The desire to be acknowledged and are part of a group is an undeniable human need. Yet how does this kind of need have an effect on an individual? Sociable psychologists possess conducted many experiments and concluded that, through various varieties of social influence, groups can alter their members' thoughts, emotions, and patterns. In her essay " Group Heads, " Doris Lessing examines our paradoxical ability to phone ourselves individuals and the inability to realize that groups define and influence all of us. We, since humans, carry individualism in the highest respect yet fail to realize that teams diminish each of our individuality. Lessing writes, " when we're in a group, we tend to think as that group does... but all of us also find our pondering changing since we belong to a group" (p. 334). Groups have tendency to create norms, or standards for behavior in some situations. Certainly not following these kinds of norms will make you stand out and, therefore , groupings have the ability to affect our thoughts and actions in ways which might be consistent with the groups'. Lessing's composition helps arranged the framework to understand the experiments that social psychologists Solomon Asch, Stanley Milgram and Philip Zimbardo carried out to explain conformity and behavior.
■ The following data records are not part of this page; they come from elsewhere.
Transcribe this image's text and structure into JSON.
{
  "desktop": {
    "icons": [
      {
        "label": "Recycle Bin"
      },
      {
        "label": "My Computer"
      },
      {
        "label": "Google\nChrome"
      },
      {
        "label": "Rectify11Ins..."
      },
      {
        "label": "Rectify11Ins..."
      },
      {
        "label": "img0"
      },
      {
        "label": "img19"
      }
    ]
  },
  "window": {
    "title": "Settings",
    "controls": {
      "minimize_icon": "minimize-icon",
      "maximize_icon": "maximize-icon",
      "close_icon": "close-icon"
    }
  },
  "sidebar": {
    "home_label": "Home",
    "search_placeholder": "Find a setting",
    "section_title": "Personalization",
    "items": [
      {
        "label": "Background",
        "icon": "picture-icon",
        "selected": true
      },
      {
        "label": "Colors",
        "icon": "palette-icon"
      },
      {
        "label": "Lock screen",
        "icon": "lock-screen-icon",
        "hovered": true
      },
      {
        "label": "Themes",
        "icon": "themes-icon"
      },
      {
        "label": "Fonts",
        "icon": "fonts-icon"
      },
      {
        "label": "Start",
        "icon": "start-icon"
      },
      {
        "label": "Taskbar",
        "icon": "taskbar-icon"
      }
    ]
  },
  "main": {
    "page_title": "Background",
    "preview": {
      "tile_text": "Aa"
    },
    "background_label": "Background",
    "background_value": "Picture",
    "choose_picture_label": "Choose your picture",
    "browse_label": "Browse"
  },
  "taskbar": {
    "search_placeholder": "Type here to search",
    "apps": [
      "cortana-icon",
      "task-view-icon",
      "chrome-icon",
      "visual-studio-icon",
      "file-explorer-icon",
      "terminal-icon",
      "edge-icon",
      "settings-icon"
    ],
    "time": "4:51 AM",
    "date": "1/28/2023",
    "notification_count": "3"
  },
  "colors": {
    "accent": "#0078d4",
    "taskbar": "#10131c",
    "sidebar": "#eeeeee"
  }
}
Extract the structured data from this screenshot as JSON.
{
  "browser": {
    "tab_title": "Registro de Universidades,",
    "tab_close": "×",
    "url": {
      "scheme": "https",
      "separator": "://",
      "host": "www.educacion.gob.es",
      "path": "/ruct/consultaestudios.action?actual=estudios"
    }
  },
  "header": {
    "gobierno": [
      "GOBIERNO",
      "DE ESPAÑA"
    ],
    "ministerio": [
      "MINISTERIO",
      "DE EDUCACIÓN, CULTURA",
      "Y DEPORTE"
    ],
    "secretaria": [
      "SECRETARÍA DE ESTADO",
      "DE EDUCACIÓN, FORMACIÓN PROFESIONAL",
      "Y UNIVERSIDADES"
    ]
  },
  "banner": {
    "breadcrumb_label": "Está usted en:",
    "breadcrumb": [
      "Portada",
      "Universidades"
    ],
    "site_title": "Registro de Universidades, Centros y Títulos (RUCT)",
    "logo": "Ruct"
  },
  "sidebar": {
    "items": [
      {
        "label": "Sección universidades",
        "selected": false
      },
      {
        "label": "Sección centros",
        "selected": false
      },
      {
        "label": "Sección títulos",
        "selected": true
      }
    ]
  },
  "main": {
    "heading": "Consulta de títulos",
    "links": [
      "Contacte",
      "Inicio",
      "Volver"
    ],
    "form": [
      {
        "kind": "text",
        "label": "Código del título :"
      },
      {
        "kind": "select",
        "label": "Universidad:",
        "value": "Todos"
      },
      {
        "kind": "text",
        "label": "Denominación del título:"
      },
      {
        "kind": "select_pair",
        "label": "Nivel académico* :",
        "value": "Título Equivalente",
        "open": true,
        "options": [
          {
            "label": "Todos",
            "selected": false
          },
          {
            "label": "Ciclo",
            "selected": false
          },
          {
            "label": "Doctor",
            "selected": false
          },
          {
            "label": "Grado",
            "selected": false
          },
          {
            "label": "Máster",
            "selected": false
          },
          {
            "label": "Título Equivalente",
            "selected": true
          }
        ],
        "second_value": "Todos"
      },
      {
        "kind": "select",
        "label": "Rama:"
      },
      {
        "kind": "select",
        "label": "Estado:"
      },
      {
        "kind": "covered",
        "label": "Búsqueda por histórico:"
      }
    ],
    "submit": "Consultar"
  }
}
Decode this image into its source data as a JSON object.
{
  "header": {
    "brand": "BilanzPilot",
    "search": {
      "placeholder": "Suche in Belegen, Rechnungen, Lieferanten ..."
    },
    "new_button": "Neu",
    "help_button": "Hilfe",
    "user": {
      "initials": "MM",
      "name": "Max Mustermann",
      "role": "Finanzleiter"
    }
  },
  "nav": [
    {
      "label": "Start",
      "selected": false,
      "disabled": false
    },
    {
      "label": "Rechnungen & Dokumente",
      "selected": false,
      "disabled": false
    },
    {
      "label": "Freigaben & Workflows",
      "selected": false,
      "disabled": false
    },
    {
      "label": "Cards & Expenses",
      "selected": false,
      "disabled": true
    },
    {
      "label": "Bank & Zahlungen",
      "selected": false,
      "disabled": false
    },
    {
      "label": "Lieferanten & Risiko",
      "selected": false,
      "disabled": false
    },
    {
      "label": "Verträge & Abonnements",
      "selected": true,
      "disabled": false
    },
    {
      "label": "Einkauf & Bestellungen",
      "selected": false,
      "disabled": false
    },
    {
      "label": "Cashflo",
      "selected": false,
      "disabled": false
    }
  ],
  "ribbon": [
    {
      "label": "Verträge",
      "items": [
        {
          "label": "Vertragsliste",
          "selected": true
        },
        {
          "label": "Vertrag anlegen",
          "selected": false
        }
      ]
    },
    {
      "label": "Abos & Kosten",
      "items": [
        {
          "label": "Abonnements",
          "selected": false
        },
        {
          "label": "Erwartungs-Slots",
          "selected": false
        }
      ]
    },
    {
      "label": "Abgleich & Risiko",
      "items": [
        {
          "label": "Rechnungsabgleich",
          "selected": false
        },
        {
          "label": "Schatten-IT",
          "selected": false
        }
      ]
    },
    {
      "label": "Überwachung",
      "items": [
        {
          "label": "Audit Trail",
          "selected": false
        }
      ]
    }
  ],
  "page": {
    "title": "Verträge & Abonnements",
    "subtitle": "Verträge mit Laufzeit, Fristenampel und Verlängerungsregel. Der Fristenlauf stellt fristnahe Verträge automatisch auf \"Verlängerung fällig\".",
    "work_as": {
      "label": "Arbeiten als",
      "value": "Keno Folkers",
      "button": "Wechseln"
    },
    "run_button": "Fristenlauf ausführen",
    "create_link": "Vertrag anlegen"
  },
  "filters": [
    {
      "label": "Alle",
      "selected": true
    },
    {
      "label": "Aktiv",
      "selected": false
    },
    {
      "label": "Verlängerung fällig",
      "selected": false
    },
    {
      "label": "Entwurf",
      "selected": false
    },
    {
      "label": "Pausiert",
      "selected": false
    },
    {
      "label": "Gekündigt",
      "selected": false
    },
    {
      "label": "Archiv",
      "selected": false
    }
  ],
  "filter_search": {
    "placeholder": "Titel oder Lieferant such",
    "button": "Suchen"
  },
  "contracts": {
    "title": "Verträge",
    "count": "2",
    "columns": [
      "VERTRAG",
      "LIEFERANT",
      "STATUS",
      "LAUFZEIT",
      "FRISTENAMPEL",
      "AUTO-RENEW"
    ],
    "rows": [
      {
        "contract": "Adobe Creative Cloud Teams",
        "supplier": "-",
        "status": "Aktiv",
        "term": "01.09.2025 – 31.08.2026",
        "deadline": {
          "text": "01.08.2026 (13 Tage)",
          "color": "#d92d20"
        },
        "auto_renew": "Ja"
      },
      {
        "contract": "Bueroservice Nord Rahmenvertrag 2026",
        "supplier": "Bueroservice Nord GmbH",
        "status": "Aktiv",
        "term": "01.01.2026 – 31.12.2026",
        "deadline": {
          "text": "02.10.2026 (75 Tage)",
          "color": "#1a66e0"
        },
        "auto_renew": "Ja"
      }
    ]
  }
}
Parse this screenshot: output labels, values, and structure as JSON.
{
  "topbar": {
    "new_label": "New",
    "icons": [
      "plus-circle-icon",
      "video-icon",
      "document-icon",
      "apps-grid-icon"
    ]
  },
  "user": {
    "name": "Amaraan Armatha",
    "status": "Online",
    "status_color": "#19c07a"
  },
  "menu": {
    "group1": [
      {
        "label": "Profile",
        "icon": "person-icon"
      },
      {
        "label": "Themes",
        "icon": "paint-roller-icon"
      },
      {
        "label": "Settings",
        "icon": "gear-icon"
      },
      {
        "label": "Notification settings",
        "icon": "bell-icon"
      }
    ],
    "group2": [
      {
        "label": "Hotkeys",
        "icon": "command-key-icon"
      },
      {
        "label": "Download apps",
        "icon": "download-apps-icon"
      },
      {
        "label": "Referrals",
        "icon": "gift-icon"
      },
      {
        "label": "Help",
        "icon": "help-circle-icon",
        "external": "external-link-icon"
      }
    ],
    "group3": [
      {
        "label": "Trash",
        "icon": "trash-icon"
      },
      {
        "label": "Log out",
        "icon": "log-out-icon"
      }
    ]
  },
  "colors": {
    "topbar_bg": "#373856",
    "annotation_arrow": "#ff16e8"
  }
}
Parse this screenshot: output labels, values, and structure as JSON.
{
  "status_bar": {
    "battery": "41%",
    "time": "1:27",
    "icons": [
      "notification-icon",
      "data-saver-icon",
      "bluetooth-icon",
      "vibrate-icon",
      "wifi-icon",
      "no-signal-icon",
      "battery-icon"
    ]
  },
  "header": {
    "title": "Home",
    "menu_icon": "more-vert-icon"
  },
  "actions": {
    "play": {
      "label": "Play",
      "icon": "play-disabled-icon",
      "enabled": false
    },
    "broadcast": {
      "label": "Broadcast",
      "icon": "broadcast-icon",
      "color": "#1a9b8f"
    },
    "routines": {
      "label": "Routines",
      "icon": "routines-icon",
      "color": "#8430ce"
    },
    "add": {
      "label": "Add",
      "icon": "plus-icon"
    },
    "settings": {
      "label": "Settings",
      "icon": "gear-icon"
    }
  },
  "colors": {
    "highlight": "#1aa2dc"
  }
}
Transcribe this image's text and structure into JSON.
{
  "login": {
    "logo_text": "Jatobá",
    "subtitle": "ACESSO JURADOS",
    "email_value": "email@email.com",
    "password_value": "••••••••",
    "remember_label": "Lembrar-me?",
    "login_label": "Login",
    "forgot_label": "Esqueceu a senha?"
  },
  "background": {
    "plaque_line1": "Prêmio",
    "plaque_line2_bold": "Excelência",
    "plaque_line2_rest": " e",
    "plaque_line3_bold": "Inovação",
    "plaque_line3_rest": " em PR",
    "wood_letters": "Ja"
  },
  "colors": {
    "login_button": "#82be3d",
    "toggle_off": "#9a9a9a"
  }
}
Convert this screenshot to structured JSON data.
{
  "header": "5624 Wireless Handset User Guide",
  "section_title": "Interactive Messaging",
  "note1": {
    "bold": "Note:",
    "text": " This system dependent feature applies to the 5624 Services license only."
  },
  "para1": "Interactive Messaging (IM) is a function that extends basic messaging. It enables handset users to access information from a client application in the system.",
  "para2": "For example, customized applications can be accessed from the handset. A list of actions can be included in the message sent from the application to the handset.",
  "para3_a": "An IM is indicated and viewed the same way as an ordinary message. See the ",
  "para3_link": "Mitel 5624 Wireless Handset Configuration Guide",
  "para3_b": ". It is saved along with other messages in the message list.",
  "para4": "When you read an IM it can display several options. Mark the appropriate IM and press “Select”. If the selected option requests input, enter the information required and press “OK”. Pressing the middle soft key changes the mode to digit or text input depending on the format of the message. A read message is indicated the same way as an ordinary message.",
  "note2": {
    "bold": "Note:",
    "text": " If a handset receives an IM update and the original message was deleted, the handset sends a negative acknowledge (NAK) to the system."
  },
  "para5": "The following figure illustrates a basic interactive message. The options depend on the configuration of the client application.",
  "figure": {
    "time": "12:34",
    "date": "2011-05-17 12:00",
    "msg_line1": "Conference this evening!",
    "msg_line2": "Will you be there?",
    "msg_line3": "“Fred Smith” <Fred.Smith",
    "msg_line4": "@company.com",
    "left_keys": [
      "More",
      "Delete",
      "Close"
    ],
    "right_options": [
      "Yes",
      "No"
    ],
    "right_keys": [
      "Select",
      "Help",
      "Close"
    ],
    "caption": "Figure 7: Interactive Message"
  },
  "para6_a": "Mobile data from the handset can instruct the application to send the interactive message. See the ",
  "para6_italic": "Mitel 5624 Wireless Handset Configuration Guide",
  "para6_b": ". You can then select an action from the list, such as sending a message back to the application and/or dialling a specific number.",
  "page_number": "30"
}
Solomon Asch's experiment in " Opinions and Social Pressure" researched a subject's ability to produce to social pressure once placed within a group of unknown people. His analysis helped illustrate how teams encourage conformity. During a normal experiment, members of the group were asked by experimenter to claim two evident mismatched lines were similar. The single individual who was not aware of this information was the focal point in the experiment. A dozen out of eighteen occasions the unsuspicious individual travelled along with the vast majority, dispelling his beliefs in support of the opinions of the group. So why did an interest conform in two-thirds from the tests? Affect causes all of us to think and act in manners that are...
Reported: Asch, Solomon. " Viewpoints and Interpersonal Pressure. " In L. Behrens & L. T. Rosen (Eds). Writing and Reading Across the Curriculum. (pp. 336-342). Nyc: Longman Press.
Lessing, Doris. " Group Brains. " In L. Behrens & T. J. Rosen (Eds). Producing and Browsing Across the Programs. (pp. 333-335). New York: Longman Press.
Milgram, Stanley. " The Perils of Obedience. " In L. Behrens & T. J. Rosen (Eds). Composing and Studying Across the Programs. (pp. 343-355). New York: Longman Press.
Zimbardo, Philip. " The Stanford Prison Test. " In L. Behrens & M. J. Rosen (Eds). Writing and Examining Across the Subjects. (pp. 363-375). New York: Longman Press.